Dismiss Notice
Join Physics Forums Today!
The friendliest, high quality science and math community on the planet! Everyone who loves science is here!

Parachute and Air Resistance

  1. Sep 17, 2011 #1
    1. The problem statement, all variables and given/known data
    An ideal parachute accelerates all the air it sweeps as it travels, and the air is accelerated from
    0 to the parachute's velocity. Using F = dp/dt calculate the force on an ideal parachute of area A as a function of its velocity and the density of air. Assuming you wouldn't break any limbs if you jumped from 5 feet high without a parachute, this tells you what steady-state velocity you would like your parachute to reach. What diameter a circular parachute you would need? Suppose you weigh 100 kg (including the parachute, a spare, and a video camera to document your jump) and the air density is 1.2 kg/m^3

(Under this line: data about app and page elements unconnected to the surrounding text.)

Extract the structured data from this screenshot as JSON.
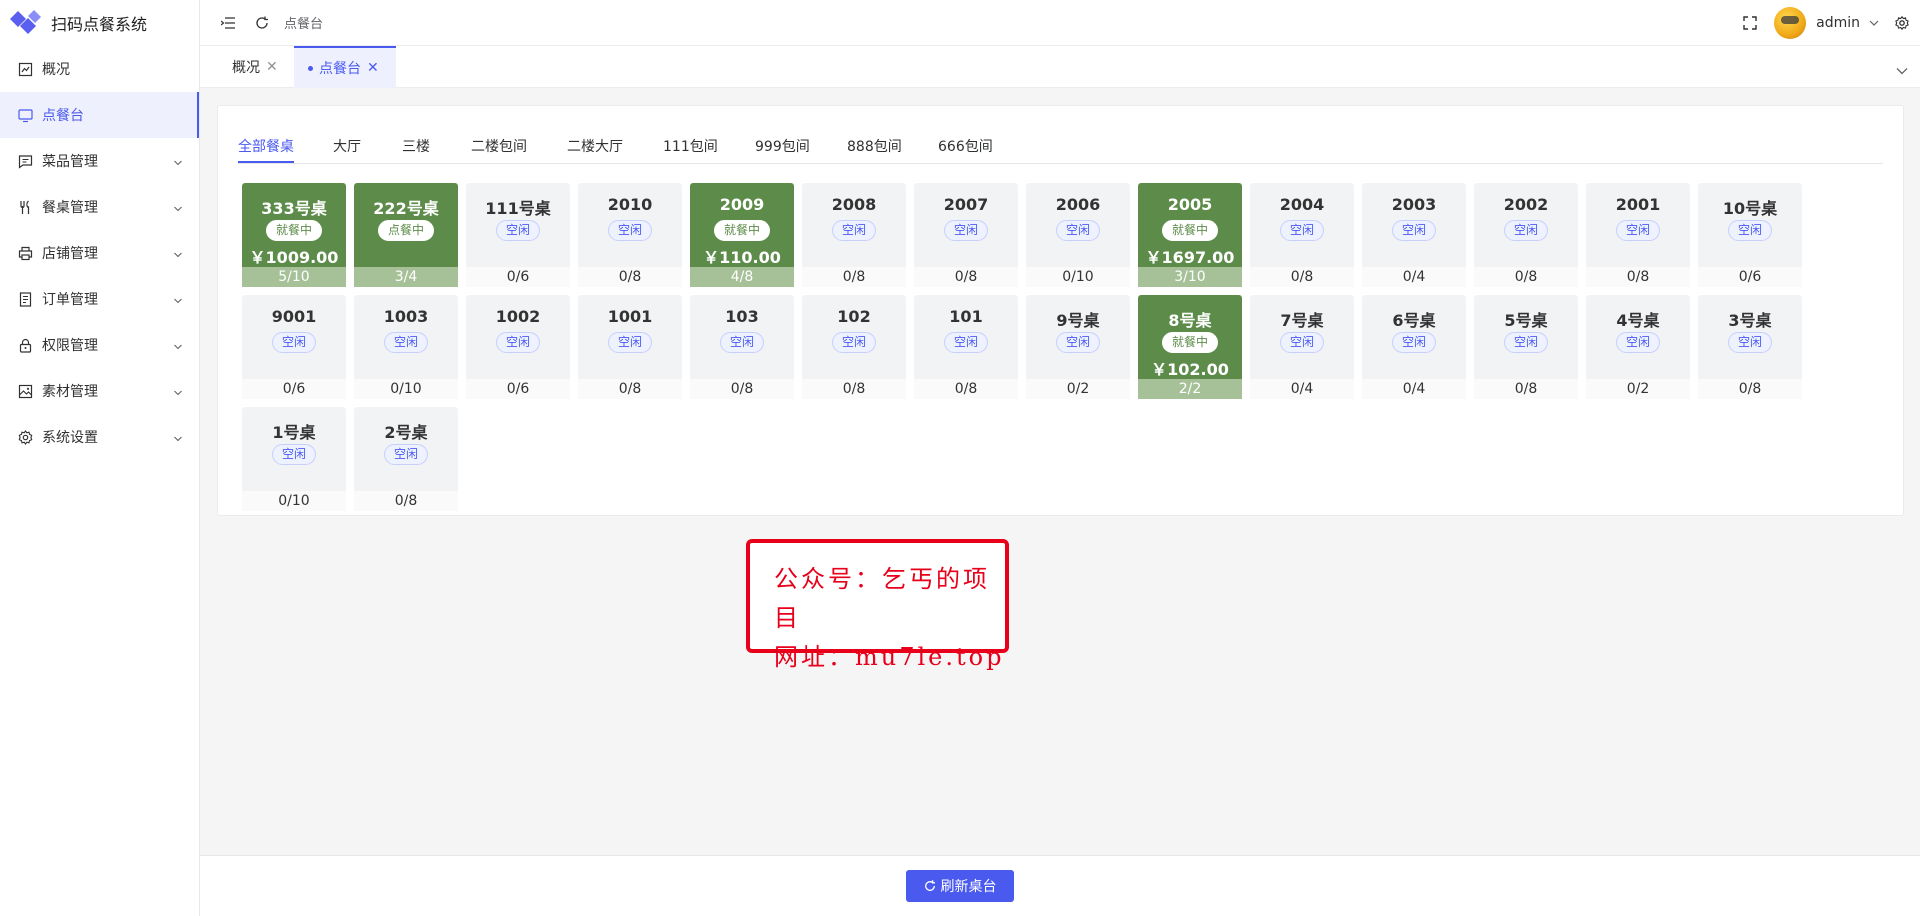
{
  "app": {
    "title": "扫码点餐系统"
  },
  "sidebar": {
    "items": [
      {
        "label": "概况",
        "icon": "chart-icon"
      },
      {
        "label": "点餐台",
        "icon": "monitor-icon"
      },
      {
        "label": "菜品管理",
        "icon": "message-square-icon"
      },
      {
        "label": "餐桌管理",
        "icon": "utensils-icon"
      },
      {
        "label": "店铺管理",
        "icon": "printer-icon"
      },
      {
        "label": "订单管理",
        "icon": "document-icon"
      },
      {
        "label": "权限管理",
        "icon": "lock-icon"
      },
      {
        "label": "素材管理",
        "icon": "image-icon"
      },
      {
        "label": "系统设置",
        "icon": "gear-icon"
      }
    ]
  },
  "header": {
    "breadcrumb": "点餐台",
    "user": "admin"
  },
  "tabs": [
    {
      "label": "概况"
    },
    {
      "label": "点餐台"
    }
  ],
  "areas": [
    "全部餐桌",
    "大厅",
    "三楼",
    "二楼包间",
    "二楼大厅",
    "111包间",
    "999包间",
    "888包间",
    "666包间"
  ],
  "tables": [
    {
      "name": "333号桌",
      "status": "就餐中",
      "amount": "￥1009.00",
      "seats": "5/10",
      "occupied": true
    },
    {
      "name": "222号桌",
      "status": "点餐中",
      "amount": "",
      "seats": "3/4",
      "occupied": true
    },
    {
      "name": "111号桌",
      "status": "空闲",
      "amount": "",
      "seats": "0/6",
      "occupied": false
    },
    {
      "name": "2010",
      "status": "空闲",
      "amount": "",
      "seats": "0/8",
      "occupied": false
    },
    {
      "name": "2009",
      "status": "就餐中",
      "amount": "￥110.00",
      "seats": "4/8",
      "occupied": true
    },
    {
      "name": "2008",
      "status": "空闲",
      "amount": "",
      "seats": "0/8",
      "occupied": false
    },
    {
      "name": "2007",
      "status": "空闲",
      "amount": "",
      "seats": "0/8",
      "occupied": false
    },
    {
      "name": "2006",
      "status": "空闲",
      "amount": "",
      "seats": "0/10",
      "occupied": false
    },
    {
      "name": "2005",
      "status": "就餐中",
      "amount": "￥1697.00",
      "seats": "3/10",
      "occupied": true
    },
    {
      "name": "2004",
      "status": "空闲",
      "amount": "",
      "seats": "0/8",
      "occupied": false
    },
    {
      "name": "2003",
      "status": "空闲",
      "amount": "",
      "seats": "0/4",
      "occupied": false
    },
    {
      "name": "2002",
      "status": "空闲",
      "amount": "",
      "seats": "0/8",
      "occupied": false
    },
    {
      "name": "2001",
      "status": "空闲",
      "amount": "",
      "seats": "0/8",
      "occupied": false
    },
    {
      "name": "10号桌",
      "status": "空闲",
      "amount": "",
      "seats": "0/6",
      "occupied": false
    },
    {
      "name": "9001",
      "status": "空闲",
      "amount": "",
      "seats": "0/6",
      "occupied": false
    },
    {
      "name": "1003",
      "status": "空闲",
      "amount": "",
      "seats": "0/10",
      "occupied": false
    },
    {
      "name": "1002",
      "status": "空闲",
      "amount": "",
      "seats": "0/6",
      "occupied": false
    },
    {
      "name": "1001",
      "status": "空闲",
      "amount": "",
      "seats": "0/8",
      "occupied": false
    },
    {
      "name": "103",
      "status": "空闲",
      "amount": "",
      "seats": "0/8",
      "occupied": false
    },
    {
      "name": "102",
      "status": "空闲",
      "amount": "",
      "seats": "0/8",
      "occupied": false
    },
    {
      "name": "101",
      "status": "空闲",
      "amount": "",
      "seats": "0/8",
      "occupied": false
    },
    {
      "name": "9号桌",
      "status": "空闲",
      "amount": "",
      "seats": "0/2",
      "occupied": false
    },
    {
      "name": "8号桌",
      "status": "就餐中",
      "amount": "￥102.00",
      "seats": "2/2",
      "occupied": true
    },
    {
      "name": "7号桌",
      "status": "空闲",
      "amount": "",
      "seats": "0/4",
      "occupied": false
    },
    {
      "name": "6号桌",
      "status": "空闲",
      "amount": "",
      "seats": "0/4",
      "occupied": false
    },
    {
      "name": "5号桌",
      "status": "空闲",
      "amount": "",
      "seats": "0/8",
      "occupied": false
    },
    {
      "name": "4号桌",
      "status": "空闲",
      "amount": "",
      "seats": "0/2",
      "occupied": false
    },
    {
      "name": "3号桌",
      "status": "空闲",
      "amount": "",
      "seats": "0/8",
      "occupied": false
    },
    {
      "name": "1号桌",
      "status": "空闲",
      "amount": "",
      "seats": "0/10",
      "occupied": false
    },
    {
      "name": "2号桌",
      "status": "空闲",
      "amount": "",
      "seats": "0/8",
      "occupied": false
    }
  ],
  "watermark": {
    "line1": "公众号：乞丐的项目",
    "line2": "网址：mu7le.top"
  },
  "footer": {
    "refresh_label": "刷新桌台"
  },
  "colors": {
    "accent": "#4a5aef",
    "occupied": "#5d8c4a",
    "occupied_footer": "#a6c198",
    "watermark": "#e8001a"
  }
}
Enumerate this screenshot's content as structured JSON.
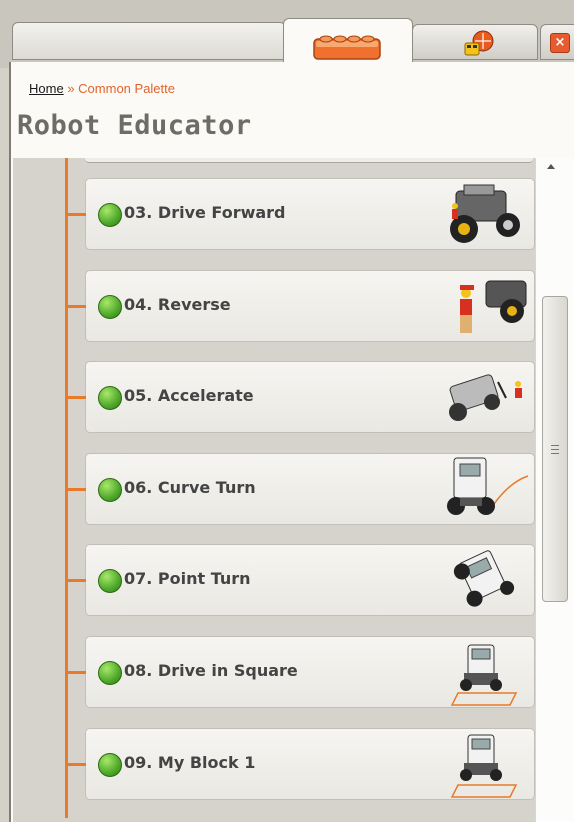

    2. Relevant equations

    3. The attempt at a solution

    I'm just a little confused about where to start with this one. Any help?
  2. jcsd
  3. Sep 17, 2011 #2

    rude man

    User Avatar
    Homework Helper
    Gold Member

    What is the change in momentum of the air molecules in 1 sec?
  4. Sep 18, 2011 #3
    I'm not sure. I've been working on this one for a while, but I haven't gotten very far at all. Any help?
  5. Sep 18, 2011 #4


    User Avatar
    Homework Helper

    The question is "What diameter a circular parachute you would need?" So focus on the diameter of the parachute. What does that affect?

    If you prefer, you could think about it a different way: The question says "Using F = dp/dt calculate the force on an ideal parachute..." So what do you need to know in order to calculate that force?
Share this great discussion with others via Reddit, Google+, Twitter, or Facebook